Spring 2016 CWE Course Spotlights


IAS 31119, Community Needs Assessment

This course aims to define gaps in neighborhood services and to report the needs of families and youth in order to inform the planning process.  Students gather candid reflections of community members through interview and focus groups methods, together with quantitative survey and census data, and reviews of literature.  The service learning project produces a usable report for the community.  This year, the geographic area under study is in Brooklyn Community Board 6, which covers the neighborhoods of Park Slope, Gowanus, South Slope, Boerum Hill, Cobble Hill,  Columbia St., and Red Hook.  Extensive online participation and fieldwork are required in collaboration with Brooklyn Community Board 6.  Students must co-register in IAS 31118, Community Needs Internship.


Cities and processes of urbanization are often associated with disorder, informality, disease, danger, and inequality.  Yet, planners, architects, sociologists, scientists, engineers, writers and artists have also looked to cities for inspiration; they have often sought to harness both optimism and pragmatism to try to imagine and shape a more “sustainable” future.  This class will examine what we mean by “sustainable” cities and neighborhoods.  We will take apart the meaning of sustainability and then look at different aspects of city and neighborhood life to develop an understanding of how we might link sustainability to the concept of a more just city.  To do this, we will investigate areas of New York City that have recently undergone major changes to see how areas of planning, such as land use, design, culture, housing, food systems, transportation, intersect with the built environment and shape socioeconomic and cultural dimensions of neighborhood life.  This is an online course. 4hrs.; 4cr. (W)(U)


This course explores constructions of race in the U.S. with a focus on “Latinos.” Seen as perpetual outsiders, those who would be defined by this term are not easily categorized: do they comprise a cultural, religious, racial, ethnic, linguistic, national group? To get at these questions, we begin with the historical and legal construction of whiteness and its “others.” We then explore how Latinos fit into the black-white racial binary—how are they situated and how do they situate themselves within this paradigm? Finally, we turn to emergent forms of racialization, honing in on language and immigration as newly defined sources of difference. 4 hr., 4cr. (W)(U).
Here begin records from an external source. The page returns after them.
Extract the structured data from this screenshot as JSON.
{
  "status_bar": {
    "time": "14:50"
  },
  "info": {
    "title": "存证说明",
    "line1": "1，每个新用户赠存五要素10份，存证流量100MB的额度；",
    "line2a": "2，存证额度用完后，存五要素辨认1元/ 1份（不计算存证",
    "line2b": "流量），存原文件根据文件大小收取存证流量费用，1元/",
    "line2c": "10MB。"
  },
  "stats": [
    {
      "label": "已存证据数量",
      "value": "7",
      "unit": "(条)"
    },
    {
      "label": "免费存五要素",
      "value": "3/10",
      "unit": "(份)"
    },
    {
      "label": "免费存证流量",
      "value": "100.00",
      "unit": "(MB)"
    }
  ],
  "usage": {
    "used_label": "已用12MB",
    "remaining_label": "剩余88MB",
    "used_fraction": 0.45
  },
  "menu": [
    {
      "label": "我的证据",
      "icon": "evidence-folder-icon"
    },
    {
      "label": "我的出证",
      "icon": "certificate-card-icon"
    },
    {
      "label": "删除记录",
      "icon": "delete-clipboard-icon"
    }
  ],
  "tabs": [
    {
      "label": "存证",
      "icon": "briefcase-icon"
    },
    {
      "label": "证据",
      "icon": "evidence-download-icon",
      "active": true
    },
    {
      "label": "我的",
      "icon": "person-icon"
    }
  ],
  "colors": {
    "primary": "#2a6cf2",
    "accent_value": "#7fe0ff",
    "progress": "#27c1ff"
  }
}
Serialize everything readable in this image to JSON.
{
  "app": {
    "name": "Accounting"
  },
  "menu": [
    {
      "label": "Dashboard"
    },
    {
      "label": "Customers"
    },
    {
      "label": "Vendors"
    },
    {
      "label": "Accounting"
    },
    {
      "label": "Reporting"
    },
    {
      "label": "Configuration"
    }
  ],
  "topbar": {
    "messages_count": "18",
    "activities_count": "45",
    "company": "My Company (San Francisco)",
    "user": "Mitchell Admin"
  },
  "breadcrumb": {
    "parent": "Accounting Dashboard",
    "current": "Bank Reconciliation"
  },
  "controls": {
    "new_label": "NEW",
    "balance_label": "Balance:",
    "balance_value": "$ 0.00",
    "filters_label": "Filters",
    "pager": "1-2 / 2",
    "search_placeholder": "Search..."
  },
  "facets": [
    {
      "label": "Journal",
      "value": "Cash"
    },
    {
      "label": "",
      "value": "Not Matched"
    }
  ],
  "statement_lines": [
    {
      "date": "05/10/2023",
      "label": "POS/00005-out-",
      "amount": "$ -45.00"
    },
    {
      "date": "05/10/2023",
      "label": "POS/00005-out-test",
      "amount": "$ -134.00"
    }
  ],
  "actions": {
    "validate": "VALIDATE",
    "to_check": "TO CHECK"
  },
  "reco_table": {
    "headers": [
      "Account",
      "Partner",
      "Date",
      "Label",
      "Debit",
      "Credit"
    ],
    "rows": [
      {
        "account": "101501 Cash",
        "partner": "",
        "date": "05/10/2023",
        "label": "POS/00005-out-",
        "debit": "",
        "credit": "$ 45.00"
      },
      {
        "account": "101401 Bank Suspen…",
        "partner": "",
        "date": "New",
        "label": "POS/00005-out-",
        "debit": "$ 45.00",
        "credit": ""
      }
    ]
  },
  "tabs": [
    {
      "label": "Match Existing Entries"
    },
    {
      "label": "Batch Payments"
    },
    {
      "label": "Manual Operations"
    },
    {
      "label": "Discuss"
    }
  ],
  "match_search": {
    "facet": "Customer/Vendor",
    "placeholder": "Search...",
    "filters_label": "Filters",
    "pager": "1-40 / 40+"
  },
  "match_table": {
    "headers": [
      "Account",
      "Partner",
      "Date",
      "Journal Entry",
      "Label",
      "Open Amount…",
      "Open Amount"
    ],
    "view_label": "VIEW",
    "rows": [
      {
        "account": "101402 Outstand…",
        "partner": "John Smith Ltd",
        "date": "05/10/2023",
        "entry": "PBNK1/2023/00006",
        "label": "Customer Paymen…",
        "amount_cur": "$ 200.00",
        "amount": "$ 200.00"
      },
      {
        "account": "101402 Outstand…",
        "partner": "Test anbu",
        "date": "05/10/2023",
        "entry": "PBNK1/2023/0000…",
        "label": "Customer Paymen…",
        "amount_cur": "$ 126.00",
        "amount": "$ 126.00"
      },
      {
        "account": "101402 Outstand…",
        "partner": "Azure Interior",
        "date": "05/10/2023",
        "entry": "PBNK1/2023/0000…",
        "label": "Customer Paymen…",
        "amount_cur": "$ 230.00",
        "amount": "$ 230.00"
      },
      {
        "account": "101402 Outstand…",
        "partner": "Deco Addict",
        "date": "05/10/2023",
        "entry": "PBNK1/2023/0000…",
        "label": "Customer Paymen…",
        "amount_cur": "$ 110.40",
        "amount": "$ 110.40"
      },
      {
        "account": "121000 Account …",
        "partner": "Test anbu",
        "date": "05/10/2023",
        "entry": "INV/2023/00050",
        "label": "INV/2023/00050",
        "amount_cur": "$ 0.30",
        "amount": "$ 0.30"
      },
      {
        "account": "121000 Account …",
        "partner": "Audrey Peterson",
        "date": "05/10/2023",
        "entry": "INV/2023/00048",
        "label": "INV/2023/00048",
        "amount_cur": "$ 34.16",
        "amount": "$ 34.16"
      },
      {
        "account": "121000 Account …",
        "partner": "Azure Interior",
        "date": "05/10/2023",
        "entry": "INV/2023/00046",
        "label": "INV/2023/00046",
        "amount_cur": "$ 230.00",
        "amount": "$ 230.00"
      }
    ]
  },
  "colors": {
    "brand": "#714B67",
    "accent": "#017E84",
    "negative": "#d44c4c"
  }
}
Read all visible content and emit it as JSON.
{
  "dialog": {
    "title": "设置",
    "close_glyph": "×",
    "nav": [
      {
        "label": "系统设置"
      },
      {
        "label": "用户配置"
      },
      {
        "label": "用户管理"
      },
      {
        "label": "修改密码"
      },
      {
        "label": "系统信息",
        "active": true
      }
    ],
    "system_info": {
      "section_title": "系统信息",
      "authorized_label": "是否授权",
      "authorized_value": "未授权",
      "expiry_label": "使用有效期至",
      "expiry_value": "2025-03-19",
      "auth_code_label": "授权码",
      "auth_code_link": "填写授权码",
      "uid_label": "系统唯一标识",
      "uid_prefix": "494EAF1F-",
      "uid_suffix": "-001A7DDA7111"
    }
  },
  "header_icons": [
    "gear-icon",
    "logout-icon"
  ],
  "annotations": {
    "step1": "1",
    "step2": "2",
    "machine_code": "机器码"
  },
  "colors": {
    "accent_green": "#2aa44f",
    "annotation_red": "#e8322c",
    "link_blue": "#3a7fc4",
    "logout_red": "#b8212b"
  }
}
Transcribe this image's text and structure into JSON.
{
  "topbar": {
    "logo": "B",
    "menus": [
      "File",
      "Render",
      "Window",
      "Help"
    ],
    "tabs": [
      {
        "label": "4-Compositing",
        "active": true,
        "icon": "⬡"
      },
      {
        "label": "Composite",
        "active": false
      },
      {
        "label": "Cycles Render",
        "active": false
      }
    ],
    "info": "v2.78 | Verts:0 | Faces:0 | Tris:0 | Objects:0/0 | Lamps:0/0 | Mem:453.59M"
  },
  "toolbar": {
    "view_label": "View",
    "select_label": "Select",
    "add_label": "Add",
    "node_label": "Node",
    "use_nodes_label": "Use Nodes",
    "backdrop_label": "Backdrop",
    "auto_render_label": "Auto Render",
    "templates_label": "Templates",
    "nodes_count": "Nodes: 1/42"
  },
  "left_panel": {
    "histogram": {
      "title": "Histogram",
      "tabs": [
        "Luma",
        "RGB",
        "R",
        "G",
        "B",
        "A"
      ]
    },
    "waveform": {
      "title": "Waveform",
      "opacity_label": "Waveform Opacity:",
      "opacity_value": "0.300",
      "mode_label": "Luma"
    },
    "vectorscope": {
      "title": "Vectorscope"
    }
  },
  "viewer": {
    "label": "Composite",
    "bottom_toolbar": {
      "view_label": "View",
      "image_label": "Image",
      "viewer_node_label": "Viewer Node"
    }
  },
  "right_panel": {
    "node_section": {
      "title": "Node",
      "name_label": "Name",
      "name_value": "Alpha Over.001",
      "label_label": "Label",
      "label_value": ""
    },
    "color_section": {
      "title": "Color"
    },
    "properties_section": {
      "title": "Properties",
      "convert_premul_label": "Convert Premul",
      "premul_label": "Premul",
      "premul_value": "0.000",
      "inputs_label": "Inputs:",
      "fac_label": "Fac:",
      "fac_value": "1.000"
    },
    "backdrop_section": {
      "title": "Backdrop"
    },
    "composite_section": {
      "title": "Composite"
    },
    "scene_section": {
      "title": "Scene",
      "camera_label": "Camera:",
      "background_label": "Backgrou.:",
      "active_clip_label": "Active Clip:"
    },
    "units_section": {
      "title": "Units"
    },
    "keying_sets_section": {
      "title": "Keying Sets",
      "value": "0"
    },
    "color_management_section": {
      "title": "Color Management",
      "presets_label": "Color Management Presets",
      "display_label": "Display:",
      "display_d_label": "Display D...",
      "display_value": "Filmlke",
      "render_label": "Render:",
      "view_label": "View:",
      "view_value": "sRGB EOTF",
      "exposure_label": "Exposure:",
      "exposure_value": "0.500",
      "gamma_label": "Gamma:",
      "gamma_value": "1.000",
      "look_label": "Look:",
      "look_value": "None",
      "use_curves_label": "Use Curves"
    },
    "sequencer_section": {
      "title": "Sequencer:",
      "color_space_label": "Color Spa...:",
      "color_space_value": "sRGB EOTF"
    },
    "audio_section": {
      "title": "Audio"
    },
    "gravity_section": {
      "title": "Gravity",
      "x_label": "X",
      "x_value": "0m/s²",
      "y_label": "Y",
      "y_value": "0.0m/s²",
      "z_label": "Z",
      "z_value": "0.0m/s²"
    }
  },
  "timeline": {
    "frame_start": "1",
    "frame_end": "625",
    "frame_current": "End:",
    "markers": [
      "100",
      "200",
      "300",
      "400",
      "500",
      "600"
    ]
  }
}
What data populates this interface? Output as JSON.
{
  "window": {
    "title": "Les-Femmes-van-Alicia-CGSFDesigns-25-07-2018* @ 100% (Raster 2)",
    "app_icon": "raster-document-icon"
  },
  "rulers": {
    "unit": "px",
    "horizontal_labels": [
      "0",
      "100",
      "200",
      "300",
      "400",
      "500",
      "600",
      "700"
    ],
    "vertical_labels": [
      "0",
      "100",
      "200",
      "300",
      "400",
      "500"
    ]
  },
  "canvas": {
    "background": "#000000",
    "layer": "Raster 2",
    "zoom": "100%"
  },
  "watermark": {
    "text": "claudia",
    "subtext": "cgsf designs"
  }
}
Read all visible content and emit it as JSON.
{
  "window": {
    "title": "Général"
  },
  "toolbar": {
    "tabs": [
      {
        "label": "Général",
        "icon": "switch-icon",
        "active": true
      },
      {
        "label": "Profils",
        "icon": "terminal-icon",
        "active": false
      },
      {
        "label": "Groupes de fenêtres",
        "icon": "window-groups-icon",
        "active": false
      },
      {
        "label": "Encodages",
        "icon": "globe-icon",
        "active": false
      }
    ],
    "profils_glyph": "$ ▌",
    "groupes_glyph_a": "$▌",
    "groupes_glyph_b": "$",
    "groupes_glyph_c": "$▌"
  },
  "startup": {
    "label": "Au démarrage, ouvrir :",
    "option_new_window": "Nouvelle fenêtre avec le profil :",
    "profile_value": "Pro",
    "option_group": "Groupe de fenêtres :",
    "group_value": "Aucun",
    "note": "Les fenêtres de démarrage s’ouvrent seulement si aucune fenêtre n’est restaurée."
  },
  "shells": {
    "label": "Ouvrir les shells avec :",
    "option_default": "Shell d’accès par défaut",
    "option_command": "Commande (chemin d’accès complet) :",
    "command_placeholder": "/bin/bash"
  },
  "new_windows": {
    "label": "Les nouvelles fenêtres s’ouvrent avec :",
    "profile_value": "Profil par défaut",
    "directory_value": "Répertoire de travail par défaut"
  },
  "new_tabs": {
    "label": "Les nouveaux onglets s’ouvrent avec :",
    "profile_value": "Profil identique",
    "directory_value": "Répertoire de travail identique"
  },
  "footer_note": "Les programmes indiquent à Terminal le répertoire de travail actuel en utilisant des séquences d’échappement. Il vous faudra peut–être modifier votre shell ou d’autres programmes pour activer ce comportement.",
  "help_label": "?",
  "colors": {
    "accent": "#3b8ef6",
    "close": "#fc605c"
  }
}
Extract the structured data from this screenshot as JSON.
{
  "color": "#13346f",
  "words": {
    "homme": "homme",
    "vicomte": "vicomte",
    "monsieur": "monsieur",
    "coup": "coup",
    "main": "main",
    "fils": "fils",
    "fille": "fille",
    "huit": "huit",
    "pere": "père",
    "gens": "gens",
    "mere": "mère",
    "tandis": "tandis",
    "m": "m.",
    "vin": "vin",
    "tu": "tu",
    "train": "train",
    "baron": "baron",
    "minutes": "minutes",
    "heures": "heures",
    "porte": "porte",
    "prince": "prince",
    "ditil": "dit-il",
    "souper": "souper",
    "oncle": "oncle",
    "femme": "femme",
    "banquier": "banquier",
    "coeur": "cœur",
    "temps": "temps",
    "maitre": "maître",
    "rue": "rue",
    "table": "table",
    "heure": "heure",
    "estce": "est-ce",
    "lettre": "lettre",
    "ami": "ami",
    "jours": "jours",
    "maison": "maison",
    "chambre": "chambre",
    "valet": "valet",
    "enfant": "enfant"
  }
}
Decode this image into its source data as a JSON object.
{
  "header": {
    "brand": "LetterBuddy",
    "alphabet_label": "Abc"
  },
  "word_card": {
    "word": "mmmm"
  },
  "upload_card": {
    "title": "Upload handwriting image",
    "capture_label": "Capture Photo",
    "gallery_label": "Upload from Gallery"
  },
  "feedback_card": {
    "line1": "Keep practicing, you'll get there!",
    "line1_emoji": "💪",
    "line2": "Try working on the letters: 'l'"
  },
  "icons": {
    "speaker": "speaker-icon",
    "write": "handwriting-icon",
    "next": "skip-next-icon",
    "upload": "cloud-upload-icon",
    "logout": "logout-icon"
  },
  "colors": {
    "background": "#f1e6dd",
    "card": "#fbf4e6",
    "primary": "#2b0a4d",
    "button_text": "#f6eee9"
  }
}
The Hemispheric Atlantic represents the point of contact between: indigenous peoples both honored (and exoticised) and certainly exploited (if not completely decimated) by colonial and neocolonial powers; Africans taken forcefully from throughout their continent through complex systems of slave trading; Europeans engaged in the colonial machine; and later immigrant groups from Asia. As such, Vodou, Regla de Ocha, and Candomblé, among others, as systems of sacred knowledge, have interacted with revolutionary theories deliberated transatlantically among public spaces as geographically divergent as France, the Netherlands, North America, the Caribbean, and Central and South America. As Susan Buck-Morss has argued, the notions of Freemasonry, Vodou, and revolutionary thought were far more imbricated one in the other in the colonial era than they are in how we research and study them today. The course will then look at persons, who have served both legend and history, individuals such as Boukman Dutty and Cécile Fatiman who led the insurrection that supposedly ignited the Haitian Revolution; Tituba – an African/Guyanese/Barbadian slave, who was one of the first victims of the Salem witchcraft trials; or Marie Lavau, a free black woman (or rather possibly three generations of free black women of the same name) who ‘practiced Vodou’ in Louisiana.  Our primary sources will be novels, narrative films, and documentaries. Using literary analysis as our primary research methodology, we will draw on scholarship about the philosophical, social, and historical contexts that have shaped both the moment depicted in our primary texts, as well as the publishing circumstances of the given text.


This course will explore a wide range of challenges facing children around the world. Specifically, we'll look at the way these issues have been portrayed in films, past and present, both in fiction and in documentary. We'll consider the power of the medium of film to help us understand these issues, as well as its limitations. Topics will include adult caregiving (or the lack of it); poverty; homelessness; substance abuse; domestic abuse; child labor; children in times of war; and children with special learning challenges (blindness; deafness; autism; emotional disorders, etc.). Even when the subject might seem at first glance gloomy, we'll find much to give us hope because these are, after all, movies about children and the possibilities for the future. Recommended for students with concentrations in Childhood Studies, Disabilities Studies, Social Welfare, Global Labor Studies, and Literary, Media, and Visual Arts.  4 hrs.; 4 crs. (W)(U)